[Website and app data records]
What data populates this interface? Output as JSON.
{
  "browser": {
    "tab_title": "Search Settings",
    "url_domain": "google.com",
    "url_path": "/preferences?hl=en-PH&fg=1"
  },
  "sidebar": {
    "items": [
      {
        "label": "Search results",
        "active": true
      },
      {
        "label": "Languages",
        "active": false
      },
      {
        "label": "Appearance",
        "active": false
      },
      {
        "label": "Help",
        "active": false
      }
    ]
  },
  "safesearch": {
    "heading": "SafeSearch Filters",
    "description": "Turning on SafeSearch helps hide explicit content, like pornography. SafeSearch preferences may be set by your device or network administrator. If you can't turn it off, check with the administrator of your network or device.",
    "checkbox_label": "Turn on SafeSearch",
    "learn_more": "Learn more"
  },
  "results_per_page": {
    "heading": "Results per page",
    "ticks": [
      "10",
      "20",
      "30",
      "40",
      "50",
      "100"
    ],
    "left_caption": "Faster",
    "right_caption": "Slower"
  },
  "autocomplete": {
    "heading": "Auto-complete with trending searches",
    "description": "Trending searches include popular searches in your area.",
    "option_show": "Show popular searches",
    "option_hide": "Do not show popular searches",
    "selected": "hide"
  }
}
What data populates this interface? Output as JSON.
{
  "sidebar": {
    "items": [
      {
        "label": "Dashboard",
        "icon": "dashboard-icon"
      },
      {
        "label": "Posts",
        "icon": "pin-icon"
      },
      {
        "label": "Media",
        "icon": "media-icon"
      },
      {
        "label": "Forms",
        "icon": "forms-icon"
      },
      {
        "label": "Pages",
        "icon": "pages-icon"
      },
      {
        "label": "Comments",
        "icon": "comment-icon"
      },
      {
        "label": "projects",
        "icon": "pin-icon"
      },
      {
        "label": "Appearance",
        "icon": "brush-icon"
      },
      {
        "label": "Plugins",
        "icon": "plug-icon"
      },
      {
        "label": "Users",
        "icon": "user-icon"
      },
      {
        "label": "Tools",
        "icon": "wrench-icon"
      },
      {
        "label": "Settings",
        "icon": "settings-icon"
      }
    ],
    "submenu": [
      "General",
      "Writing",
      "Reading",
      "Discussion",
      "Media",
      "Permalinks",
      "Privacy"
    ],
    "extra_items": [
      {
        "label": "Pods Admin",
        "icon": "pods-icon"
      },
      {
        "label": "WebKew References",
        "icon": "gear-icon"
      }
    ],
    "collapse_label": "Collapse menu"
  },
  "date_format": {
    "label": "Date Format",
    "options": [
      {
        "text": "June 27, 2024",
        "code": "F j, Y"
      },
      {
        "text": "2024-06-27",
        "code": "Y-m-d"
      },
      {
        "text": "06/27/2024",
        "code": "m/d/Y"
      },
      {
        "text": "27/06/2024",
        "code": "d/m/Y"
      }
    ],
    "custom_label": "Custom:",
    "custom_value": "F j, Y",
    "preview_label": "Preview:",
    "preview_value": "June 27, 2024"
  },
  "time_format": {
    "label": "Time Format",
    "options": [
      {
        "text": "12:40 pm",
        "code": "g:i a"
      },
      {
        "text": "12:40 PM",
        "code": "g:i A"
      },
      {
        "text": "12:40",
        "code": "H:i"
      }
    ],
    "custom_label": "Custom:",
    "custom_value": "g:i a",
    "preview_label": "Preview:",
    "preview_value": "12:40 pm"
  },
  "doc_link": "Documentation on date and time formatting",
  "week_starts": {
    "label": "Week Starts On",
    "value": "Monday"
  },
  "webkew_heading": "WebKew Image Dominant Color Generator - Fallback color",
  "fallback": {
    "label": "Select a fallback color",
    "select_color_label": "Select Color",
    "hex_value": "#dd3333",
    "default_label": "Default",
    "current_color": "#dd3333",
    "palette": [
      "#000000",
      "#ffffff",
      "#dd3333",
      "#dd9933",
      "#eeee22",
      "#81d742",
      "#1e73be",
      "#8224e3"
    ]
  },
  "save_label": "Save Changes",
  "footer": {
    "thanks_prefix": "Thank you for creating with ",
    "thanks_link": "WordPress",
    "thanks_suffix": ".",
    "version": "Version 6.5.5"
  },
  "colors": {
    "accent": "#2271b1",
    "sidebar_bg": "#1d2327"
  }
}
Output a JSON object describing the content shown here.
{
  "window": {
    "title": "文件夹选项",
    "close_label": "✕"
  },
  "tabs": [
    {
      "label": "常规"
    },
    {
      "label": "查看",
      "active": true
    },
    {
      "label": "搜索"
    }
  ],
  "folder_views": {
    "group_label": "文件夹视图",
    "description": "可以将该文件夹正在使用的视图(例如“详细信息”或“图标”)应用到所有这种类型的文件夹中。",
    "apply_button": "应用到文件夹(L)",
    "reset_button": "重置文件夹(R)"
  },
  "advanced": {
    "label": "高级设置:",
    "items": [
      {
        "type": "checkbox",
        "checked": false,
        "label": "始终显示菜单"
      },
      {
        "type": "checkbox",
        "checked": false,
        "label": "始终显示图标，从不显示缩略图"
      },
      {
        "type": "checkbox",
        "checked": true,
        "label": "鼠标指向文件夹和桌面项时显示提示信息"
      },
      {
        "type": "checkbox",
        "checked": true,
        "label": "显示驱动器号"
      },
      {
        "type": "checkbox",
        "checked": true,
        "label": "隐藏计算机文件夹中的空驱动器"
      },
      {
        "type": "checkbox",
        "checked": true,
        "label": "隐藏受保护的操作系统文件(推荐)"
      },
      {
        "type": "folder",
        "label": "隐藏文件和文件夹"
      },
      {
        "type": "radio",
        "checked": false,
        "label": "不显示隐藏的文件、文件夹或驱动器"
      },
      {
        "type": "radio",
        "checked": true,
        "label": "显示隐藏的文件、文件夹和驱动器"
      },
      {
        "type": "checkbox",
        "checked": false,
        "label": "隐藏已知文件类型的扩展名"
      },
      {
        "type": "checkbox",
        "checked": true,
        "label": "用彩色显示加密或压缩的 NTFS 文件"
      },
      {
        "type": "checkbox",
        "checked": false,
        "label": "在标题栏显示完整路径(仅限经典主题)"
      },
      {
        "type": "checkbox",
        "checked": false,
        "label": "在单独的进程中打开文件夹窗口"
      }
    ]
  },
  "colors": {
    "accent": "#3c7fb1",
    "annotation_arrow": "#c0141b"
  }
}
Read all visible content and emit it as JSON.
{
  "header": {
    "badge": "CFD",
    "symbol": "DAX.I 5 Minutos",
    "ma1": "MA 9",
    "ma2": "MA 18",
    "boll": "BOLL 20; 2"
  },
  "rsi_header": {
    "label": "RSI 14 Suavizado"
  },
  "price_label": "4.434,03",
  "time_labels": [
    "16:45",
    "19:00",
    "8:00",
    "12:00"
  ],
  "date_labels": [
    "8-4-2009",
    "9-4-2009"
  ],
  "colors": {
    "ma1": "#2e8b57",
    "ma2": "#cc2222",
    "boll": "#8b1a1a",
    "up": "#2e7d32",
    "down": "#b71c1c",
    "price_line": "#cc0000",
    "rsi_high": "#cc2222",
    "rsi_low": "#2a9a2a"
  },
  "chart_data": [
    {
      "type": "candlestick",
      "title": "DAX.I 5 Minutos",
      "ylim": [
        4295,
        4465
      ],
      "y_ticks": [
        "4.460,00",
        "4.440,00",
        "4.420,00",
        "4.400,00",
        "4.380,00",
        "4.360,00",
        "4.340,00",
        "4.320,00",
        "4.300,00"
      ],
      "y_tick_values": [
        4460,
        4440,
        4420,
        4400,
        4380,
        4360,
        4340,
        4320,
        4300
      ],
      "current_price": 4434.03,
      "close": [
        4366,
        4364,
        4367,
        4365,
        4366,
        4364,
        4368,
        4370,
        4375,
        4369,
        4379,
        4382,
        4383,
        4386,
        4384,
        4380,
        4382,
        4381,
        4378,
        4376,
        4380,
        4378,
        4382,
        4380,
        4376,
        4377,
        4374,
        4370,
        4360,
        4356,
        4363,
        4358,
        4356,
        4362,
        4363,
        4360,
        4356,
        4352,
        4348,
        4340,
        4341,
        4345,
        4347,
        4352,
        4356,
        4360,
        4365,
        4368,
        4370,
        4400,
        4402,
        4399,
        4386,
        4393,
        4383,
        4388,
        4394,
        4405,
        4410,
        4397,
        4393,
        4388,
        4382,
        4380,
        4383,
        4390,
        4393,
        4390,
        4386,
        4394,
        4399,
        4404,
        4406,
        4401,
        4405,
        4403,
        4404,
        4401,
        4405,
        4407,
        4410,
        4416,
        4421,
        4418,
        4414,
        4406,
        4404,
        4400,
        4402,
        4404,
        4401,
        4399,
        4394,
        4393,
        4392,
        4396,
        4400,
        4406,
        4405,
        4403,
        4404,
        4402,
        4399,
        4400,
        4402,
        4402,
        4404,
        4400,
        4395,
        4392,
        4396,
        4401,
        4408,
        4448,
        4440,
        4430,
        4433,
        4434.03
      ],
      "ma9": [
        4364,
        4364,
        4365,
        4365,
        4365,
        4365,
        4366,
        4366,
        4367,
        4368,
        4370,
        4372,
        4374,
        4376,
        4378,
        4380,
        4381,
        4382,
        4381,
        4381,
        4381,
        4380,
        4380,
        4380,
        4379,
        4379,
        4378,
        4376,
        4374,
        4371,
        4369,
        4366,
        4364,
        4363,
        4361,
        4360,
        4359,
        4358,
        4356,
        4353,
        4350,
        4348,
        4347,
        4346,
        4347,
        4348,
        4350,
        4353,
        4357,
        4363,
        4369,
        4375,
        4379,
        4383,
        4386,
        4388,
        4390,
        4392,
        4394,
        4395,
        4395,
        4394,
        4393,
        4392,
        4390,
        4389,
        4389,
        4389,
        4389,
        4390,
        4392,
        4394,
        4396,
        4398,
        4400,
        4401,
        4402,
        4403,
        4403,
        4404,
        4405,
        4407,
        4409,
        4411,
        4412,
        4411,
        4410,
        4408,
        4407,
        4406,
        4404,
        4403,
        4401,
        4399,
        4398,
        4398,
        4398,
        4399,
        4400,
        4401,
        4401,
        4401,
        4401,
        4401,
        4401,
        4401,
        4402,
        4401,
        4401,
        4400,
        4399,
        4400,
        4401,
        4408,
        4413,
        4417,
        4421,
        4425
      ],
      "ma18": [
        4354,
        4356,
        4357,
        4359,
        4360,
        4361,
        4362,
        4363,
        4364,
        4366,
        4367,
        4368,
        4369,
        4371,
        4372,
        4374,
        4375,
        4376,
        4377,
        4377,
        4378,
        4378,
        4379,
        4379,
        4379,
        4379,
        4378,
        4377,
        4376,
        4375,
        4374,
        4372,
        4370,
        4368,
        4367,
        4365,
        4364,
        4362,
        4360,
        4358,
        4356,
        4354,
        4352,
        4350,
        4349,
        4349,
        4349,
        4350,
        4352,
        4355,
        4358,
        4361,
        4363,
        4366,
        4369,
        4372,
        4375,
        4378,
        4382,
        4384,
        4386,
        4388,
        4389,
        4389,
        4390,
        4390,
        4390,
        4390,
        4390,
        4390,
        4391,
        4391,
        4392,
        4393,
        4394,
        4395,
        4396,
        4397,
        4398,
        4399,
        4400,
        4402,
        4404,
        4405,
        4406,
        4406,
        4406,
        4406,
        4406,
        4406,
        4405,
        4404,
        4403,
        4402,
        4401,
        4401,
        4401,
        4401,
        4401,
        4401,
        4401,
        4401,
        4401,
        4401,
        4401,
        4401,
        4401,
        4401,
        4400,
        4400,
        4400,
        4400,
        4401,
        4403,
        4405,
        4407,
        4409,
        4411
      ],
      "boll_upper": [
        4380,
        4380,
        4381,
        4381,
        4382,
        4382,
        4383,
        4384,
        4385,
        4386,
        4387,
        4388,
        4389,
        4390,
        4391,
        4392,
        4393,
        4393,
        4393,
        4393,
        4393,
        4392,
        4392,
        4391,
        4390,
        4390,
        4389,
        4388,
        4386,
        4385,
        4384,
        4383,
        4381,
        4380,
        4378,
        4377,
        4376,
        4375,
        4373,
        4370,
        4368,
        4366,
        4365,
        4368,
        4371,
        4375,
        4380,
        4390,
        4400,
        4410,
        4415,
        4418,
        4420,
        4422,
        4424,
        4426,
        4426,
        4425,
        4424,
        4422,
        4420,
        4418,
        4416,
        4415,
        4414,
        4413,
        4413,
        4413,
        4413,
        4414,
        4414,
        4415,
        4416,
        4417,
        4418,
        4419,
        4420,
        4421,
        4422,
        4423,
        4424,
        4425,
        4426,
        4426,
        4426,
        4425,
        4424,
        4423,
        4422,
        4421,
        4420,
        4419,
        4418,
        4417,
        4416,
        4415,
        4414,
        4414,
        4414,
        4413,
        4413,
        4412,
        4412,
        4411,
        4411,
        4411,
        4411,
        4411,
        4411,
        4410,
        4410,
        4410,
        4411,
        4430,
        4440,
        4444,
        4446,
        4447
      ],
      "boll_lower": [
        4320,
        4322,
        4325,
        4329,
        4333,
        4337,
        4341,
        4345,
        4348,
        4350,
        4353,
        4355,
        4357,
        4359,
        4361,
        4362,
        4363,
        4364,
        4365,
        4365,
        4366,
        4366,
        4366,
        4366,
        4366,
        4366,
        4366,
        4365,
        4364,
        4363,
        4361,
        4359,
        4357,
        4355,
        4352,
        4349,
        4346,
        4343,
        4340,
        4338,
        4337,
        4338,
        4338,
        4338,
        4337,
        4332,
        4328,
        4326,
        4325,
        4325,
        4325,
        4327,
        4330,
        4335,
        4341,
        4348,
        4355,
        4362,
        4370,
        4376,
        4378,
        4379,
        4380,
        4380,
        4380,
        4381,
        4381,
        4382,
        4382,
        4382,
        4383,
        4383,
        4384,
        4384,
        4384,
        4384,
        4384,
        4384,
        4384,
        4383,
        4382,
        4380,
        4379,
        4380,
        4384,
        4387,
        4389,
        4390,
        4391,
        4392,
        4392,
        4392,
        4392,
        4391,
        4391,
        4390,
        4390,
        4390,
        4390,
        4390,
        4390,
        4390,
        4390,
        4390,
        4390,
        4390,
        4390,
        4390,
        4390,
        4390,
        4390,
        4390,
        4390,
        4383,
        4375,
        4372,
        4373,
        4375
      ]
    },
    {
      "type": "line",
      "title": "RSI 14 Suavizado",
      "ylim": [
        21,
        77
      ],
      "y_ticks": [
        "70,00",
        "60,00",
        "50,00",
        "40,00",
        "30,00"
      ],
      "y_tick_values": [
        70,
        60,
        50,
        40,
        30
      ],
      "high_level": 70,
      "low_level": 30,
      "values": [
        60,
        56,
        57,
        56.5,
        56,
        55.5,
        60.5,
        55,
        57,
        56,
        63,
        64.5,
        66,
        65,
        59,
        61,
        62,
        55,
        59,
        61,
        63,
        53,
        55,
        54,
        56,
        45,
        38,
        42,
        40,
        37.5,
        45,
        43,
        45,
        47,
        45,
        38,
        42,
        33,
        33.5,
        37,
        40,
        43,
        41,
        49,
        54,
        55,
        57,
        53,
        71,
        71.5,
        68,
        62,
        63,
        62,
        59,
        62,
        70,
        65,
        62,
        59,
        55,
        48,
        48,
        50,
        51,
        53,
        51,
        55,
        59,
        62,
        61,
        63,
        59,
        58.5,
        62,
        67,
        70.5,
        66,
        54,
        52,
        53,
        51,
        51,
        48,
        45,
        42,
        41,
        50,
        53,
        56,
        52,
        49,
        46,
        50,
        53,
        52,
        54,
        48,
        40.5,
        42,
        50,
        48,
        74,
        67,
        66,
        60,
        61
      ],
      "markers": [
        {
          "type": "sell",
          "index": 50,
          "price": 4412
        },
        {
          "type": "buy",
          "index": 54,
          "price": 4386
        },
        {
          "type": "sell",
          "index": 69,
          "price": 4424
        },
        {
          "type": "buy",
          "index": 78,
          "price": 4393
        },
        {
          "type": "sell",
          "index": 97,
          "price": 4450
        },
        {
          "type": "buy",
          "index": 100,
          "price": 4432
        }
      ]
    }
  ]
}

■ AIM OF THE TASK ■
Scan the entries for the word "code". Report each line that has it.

■ REPLY TO THE EXERCISE ■
        "code": "F j, Y"
        "code": "Y-m-d"
        "code": "m/d/Y"
        "code": "d/m/Y"
        "code": "g:i a"
        "code": "g:i A"
        "code": "H:i"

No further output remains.